Buying an option
When you buy a Call option or buy a Put option, your commitment to the contract is limited to the premium you pay. For example, if A buys a Call option of Nifty for Rs 50/-, and Nifty falls, the premium on the option will start falling in value , thereby resulting in a loss to A. Even if the Nifty falls by 100, the premium on the option cannot go below zero on to the negative side. Therefore, the loss incurred by A cannot be more than Rs 50/- (i.e.the initial premium paid). But if Nifty rises, the profits can be unlimited - as much as Nifty rises. For example, this month (June) we have seen Nifty Call 4500 rising from about Rs.40/- to about Rs.145/- in just about 7-10 days’ time.
Similarly when you buy a Put option, your commitment is limited to the initial premium paid. Taking a similar example, if A buys a Put option of Nifty for Rs 50/-, and Nifty rises, the value of the Put can decrease to zero but not into negative territory. The maximum loss incurred by A will be Rs 50/- (i.e.the initial premium paid). But if Nifty falls significantly, the profits can be unlimited - proportionately just as much as Nifty rises.
Selling an option
a) You can sell an option you have already bought to square up at a profit or loss. Your contract ends with no further liability.
b) You can be an initial seller of options. This is called short-selling or specifically as OPTION WRITING. This is almost like short-selling in intraday cash share trade, with the difference that you are not necessarily required to square off the transaction (by buying the Call back) during the same trading session. In fact you can square off the transaction any time up to the expiry date - depending upon as to when you’re able to realise your optimum profit.
What are the liabilities of an option writer ?

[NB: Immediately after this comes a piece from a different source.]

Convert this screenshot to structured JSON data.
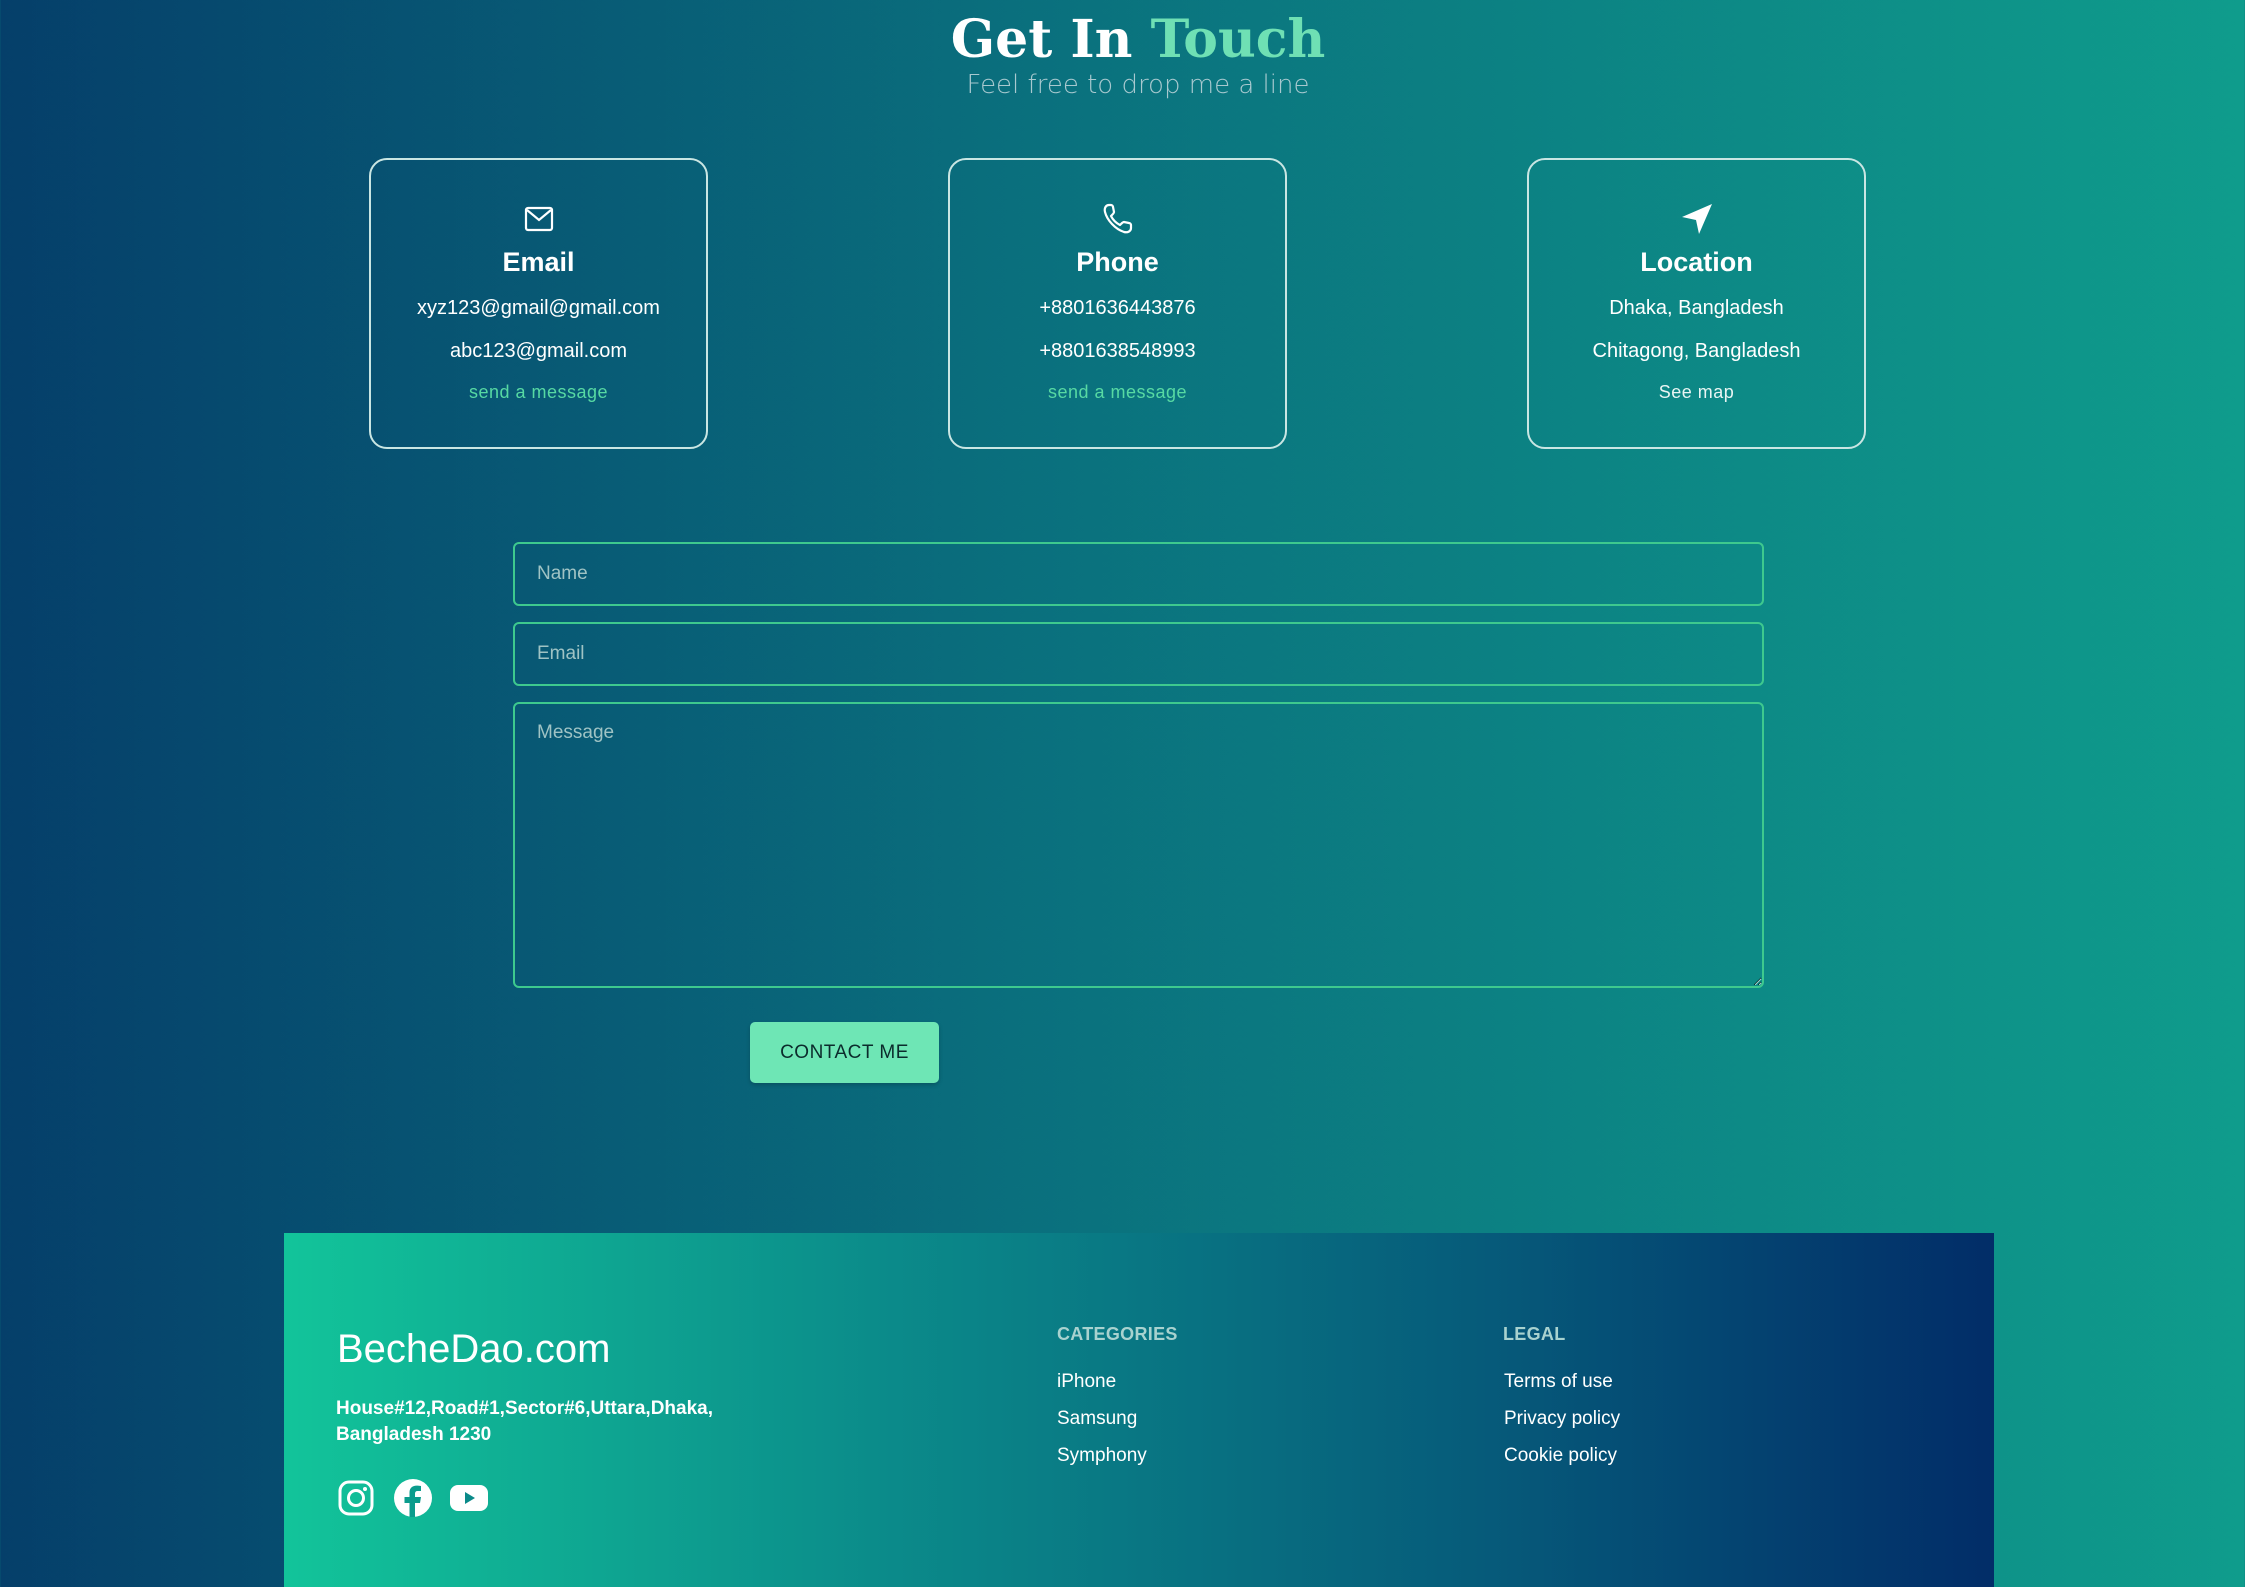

The option writer who sells Calls or Puts without having initially bought them faces a possibility of unlimited gains or unlimited loss depending on which way the index or scrip moves. When he sells an option, (Call or Put), the premium collected gets credited into his account. But, he has a responsibility to compensate the buyer of the option against any movement in favor of the buyer. For example, if he sells a Call option to A, and if the call premium moves up along with upward movement of the index or scrip, the benefit to A will be provided from the premium collected by the Option Writer. If he sells a Put option to B, and if the call premium moves up along with downward movement of the index or scrip, the benefit to B will be provided from the premium collected by the Option Writer. His liability exists till he squares up his position by buying back the Call or the Put.
To protect the buyer against default by the Option Writer, the latter has to pay a deposit to the Exchange for each option sold. This amounts to about 10% of the total value of the option (not just the premium, but the strike value x units per lot) for Nifty (about Rs 20000/- presently), but is considerably higher for individual scrips. The actual percentage is calculated depending on volatility and open interest position in the derivative. This may vary from day to day or week to week. The deposit is returned to the Option Writer once he has squared up his option (after adjustments for any loss or gain).
How does an option writer make money ?
The gains follow this formula : Selling premium minus buy back premium x units per lot x number of options.
This could be possible in any of the following situations :
a) By buying back if the option premium falls due to volatility of the scrip.b) If the scrip price remains stagnant, the option writer would gain by the inevitable time decay (see under Terminology category) that occurs as the expiry date approaches.
Usually option writers concentrate on large volumes and low profits per option, thereby ensuring consistent profits. Option writing using time-decay is a method of generating a monthly income from the markets as against investing or speculating - that is dependent only on scrip movements.